Last week, Senate Democrats finally produced a budget. It is for the fiscal year that begins Oct. 1, which means we must keep lurching ahead without a roadmap until then. Many people think we don’t need a map to figure where the country is heading, and since this budget is not going to pass the Republican-controlled House, it’s not really a map to anywhere. Much has been made of the difference between Paul Ryan’s House budget and Patty Murray’s Senate one. Depending on your point of view, the latter is either a reasonable effort to balance a trillion dollars in increased revenues and spending cuts – or it is another example of the Democrats’ refusal to get serious about the deficit, cut taxes and reduce the size of government, which to Republicans minds are all the same thing.
Lost in the “heartless spending cut versus job-killing tax hike” argument is something Murray’s budget actually addresses: Investment. Unlike other spending, investment is not a cost of doing business, it is a guarantee of staying in business. The senate budget includes about $200 billion for investments that we badly need in the country’s worn-out infrastructure: from rail lines to bridges to schools. It comes under the government’s constitutional responsibility to “promote the general welfare,” which many people no longer trust our government to do. But if not our government, then who?

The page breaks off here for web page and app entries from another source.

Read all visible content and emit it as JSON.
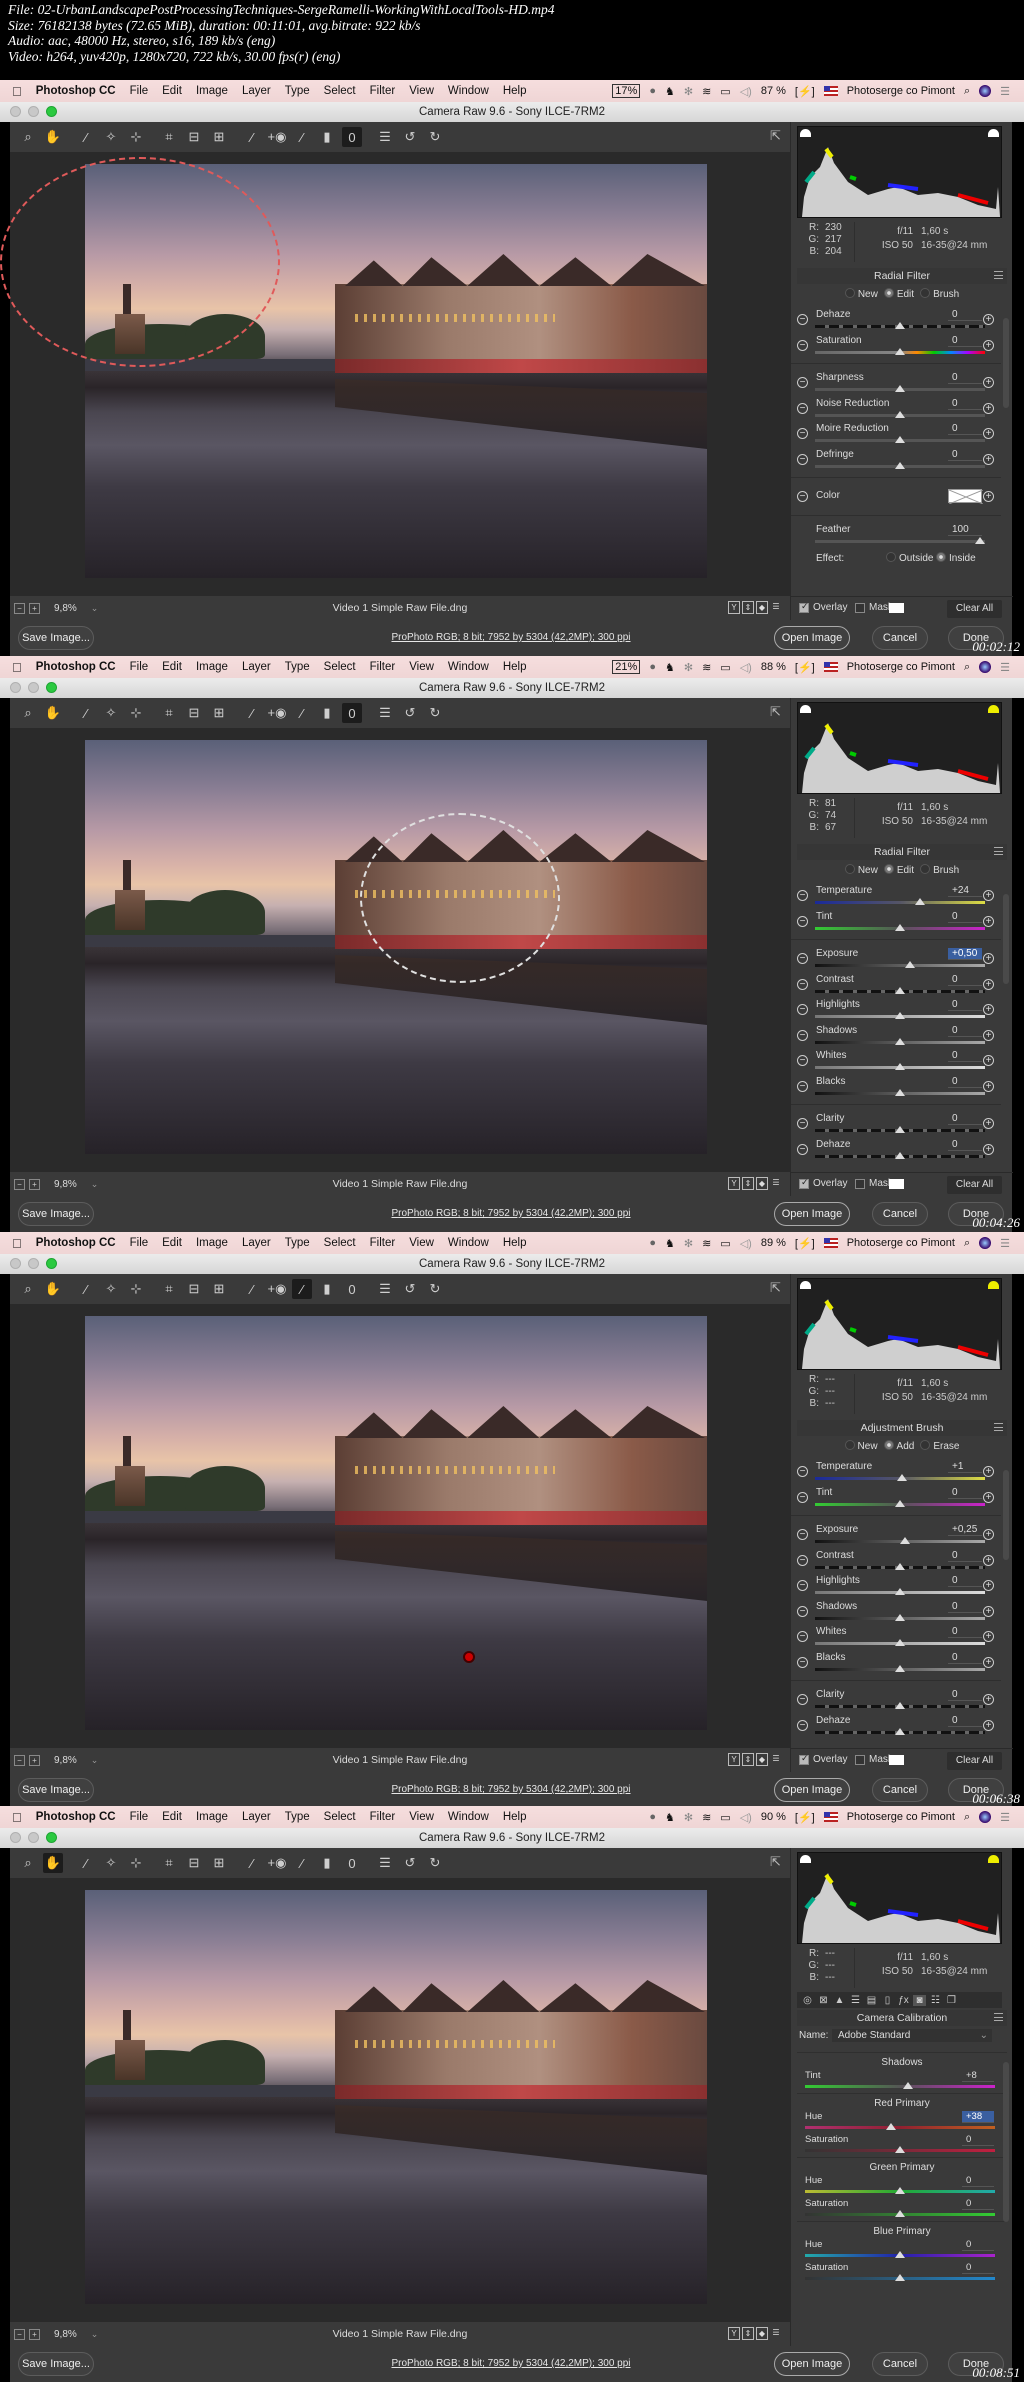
{
  "file_info": {
    "lines": [
      "File: 02-UrbanLandscapePostProcessingTechniques-SergeRamelli-WorkingWithLocalTools-HD.mp4",
      "Size: 76182138 bytes (72.65 MiB), duration: 00:11:01, avg.bitrate: 922 kb/s",
      "Audio: aac, 48000 Hz, stereo, s16, 189 kb/s (eng)",
      "Video: h264, yuv420p, 1280x720, 722 kb/s, 30.00 fps(r) (eng)"
    ]
  },
  "common": {
    "app_name": "Photoshop CC",
    "menu": [
      "File",
      "Edit",
      "Image",
      "Layer",
      "Type",
      "Select",
      "Filter",
      "View",
      "Window",
      "Help"
    ],
    "user": "Photoserge co Pimont",
    "window_title": "Camera Raw 9.6  -  Sony ILCE-7RM2",
    "zoom_level": "9,8%",
    "filename": "Video 1 Simple Raw File.dng",
    "workflow": "ProPhoto RGB; 8 bit; 7952 by 5304 (42,2MP); 300 ppi",
    "save_label": "Save Image...",
    "open_label": "Open Image",
    "cancel_label": "Cancel",
    "done_label": "Done",
    "overlay_label": "Overlay",
    "mask_label": "Mask",
    "clear_all_label": "Clear All",
    "exif": {
      "aperture": "f/11",
      "shutter": "1,60 s",
      "iso": "ISO 50",
      "lens": "16-35@24 mm"
    },
    "tools": [
      "zoom",
      "hand",
      "white-balance",
      "color-sampler",
      "targeted-adjustment",
      "crop",
      "straighten",
      "transform",
      "spot-removal",
      "red-eye",
      "adjustment-brush",
      "graduated-filter",
      "radial-filter",
      "preferences",
      "rotate-ccw",
      "rotate-cw"
    ]
  },
  "frames": [
    {
      "timestamp": "00:02:12",
      "cpu": "17%",
      "battery": "87 %",
      "active_tool": "radial-filter",
      "rgb": {
        "r": "230",
        "g": "217",
        "b": "204"
      },
      "panel_title": "Radial Filter",
      "modes": [
        {
          "label": "New",
          "on": false
        },
        {
          "label": "Edit",
          "on": true
        },
        {
          "label": "Brush",
          "on": false
        }
      ],
      "sliders": [
        {
          "label": "Dehaze",
          "value": "0",
          "pos": 0.5,
          "track": "contrast"
        },
        {
          "label": "Saturation",
          "value": "0",
          "pos": 0.5,
          "track": "saturation"
        },
        {
          "sep": true
        },
        {
          "label": "Sharpness",
          "value": "0",
          "pos": 0.5,
          "track": "plain"
        },
        {
          "label": "Noise Reduction",
          "value": "0",
          "pos": 0.5,
          "track": "plain"
        },
        {
          "label": "Moire Reduction",
          "value": "0",
          "pos": 0.5,
          "track": "plain"
        },
        {
          "label": "Defringe",
          "value": "0",
          "pos": 0.5,
          "track": "plain"
        },
        {
          "sep": true
        }
      ],
      "color_label": "Color",
      "feather_label": "Feather",
      "feather_value": "100",
      "effect_label": "Effect:",
      "effect_options": [
        {
          "label": "Outside",
          "on": false
        },
        {
          "label": "Inside",
          "on": true
        }
      ],
      "overlay_checked": true
    },
    {
      "timestamp": "00:04:26",
      "cpu": "21%",
      "battery": "88 %",
      "active_tool": "radial-filter",
      "rgb": {
        "r": "81",
        "g": "74",
        "b": "67"
      },
      "panel_title": "Radial Filter",
      "modes": [
        {
          "label": "New",
          "on": false
        },
        {
          "label": "Edit",
          "on": true
        },
        {
          "label": "Brush",
          "on": false
        }
      ],
      "sliders": [
        {
          "label": "Temperature",
          "value": "+24",
          "pos": 0.62,
          "track": "temp"
        },
        {
          "label": "Tint",
          "value": "0",
          "pos": 0.5,
          "track": "tint"
        },
        {
          "sep": true
        },
        {
          "label": "Exposure",
          "value": "+0,50",
          "pos": 0.56,
          "track": "dark",
          "selected": true
        },
        {
          "label": "Contrast",
          "value": "0",
          "pos": 0.5,
          "track": "contrast"
        },
        {
          "label": "Highlights",
          "value": "0",
          "pos": 0.5,
          "track": "light"
        },
        {
          "label": "Shadows",
          "value": "0",
          "pos": 0.5,
          "track": "dark"
        },
        {
          "label": "Whites",
          "value": "0",
          "pos": 0.5,
          "track": "light"
        },
        {
          "label": "Blacks",
          "value": "0",
          "pos": 0.5,
          "track": "dark"
        },
        {
          "sep": true
        },
        {
          "label": "Clarity",
          "value": "0",
          "pos": 0.5,
          "track": "contrast"
        },
        {
          "label": "Dehaze",
          "value": "0",
          "pos": 0.5,
          "track": "contrast"
        }
      ],
      "overlay_checked": true
    },
    {
      "timestamp": "00:06:38",
      "cpu": "",
      "battery": "89 %",
      "active_tool": "adjustment-brush",
      "rgb": {
        "r": "---",
        "g": "---",
        "b": "---"
      },
      "panel_title": "Adjustment Brush",
      "modes": [
        {
          "label": "New",
          "on": false
        },
        {
          "label": "Add",
          "on": true
        },
        {
          "label": "Erase",
          "on": false
        }
      ],
      "sliders": [
        {
          "label": "Temperature",
          "value": "+1",
          "pos": 0.51,
          "track": "temp"
        },
        {
          "label": "Tint",
          "value": "0",
          "pos": 0.5,
          "track": "tint"
        },
        {
          "sep": true
        },
        {
          "label": "Exposure",
          "value": "+0,25",
          "pos": 0.53,
          "track": "dark"
        },
        {
          "label": "Contrast",
          "value": "0",
          "pos": 0.5,
          "track": "contrast"
        },
        {
          "label": "Highlights",
          "value": "0",
          "pos": 0.5,
          "track": "light"
        },
        {
          "label": "Shadows",
          "value": "0",
          "pos": 0.5,
          "track": "dark"
        },
        {
          "label": "Whites",
          "value": "0",
          "pos": 0.5,
          "track": "light"
        },
        {
          "label": "Blacks",
          "value": "0",
          "pos": 0.5,
          "track": "dark"
        },
        {
          "sep": true
        },
        {
          "label": "Clarity",
          "value": "0",
          "pos": 0.5,
          "track": "contrast"
        },
        {
          "label": "Dehaze",
          "value": "0",
          "pos": 0.5,
          "track": "contrast"
        }
      ],
      "overlay_checked": true
    },
    {
      "timestamp": "00:08:51",
      "cpu": "",
      "battery": "90 %",
      "active_tool": "hand",
      "rgb": {
        "r": "---",
        "g": "---",
        "b": "---"
      },
      "panel_title": "Camera Calibration",
      "panel_tabs": [
        "basic",
        "tone-curve",
        "detail",
        "hsl",
        "split-toning",
        "lens",
        "fx",
        "camera-calibration",
        "presets",
        "snapshots"
      ],
      "active_panel_tab": "camera-calibration",
      "name_label": "Name:",
      "name_value": "Adobe Standard",
      "calibration": [
        {
          "group": "Shadows",
          "rows": [
            {
              "label": "Tint",
              "value": "+8",
              "pos": 0.54,
              "track": "tint"
            }
          ]
        },
        {
          "group": "Red Primary",
          "rows": [
            {
              "label": "Hue",
              "value": "+38",
              "pos": 0.45,
              "track": "redhue",
              "selected": true
            },
            {
              "label": "Saturation",
              "value": "0",
              "pos": 0.5,
              "track": "redsat"
            }
          ]
        },
        {
          "group": "Green Primary",
          "rows": [
            {
              "label": "Hue",
              "value": "0",
              "pos": 0.5,
              "track": "greenhue"
            },
            {
              "label": "Saturation",
              "value": "0",
              "pos": 0.5,
              "track": "greensat"
            }
          ]
        },
        {
          "group": "Blue Primary",
          "rows": [
            {
              "label": "Hue",
              "value": "0",
              "pos": 0.5,
              "track": "bluehue"
            },
            {
              "label": "Saturation",
              "value": "0",
              "pos": 0.5,
              "track": "bluesat"
            }
          ]
        }
      ]
    }
  ]
}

I am weary of listening to politicians prattle on about protecting “future generations,” as they let the foundation of that future crumble right now.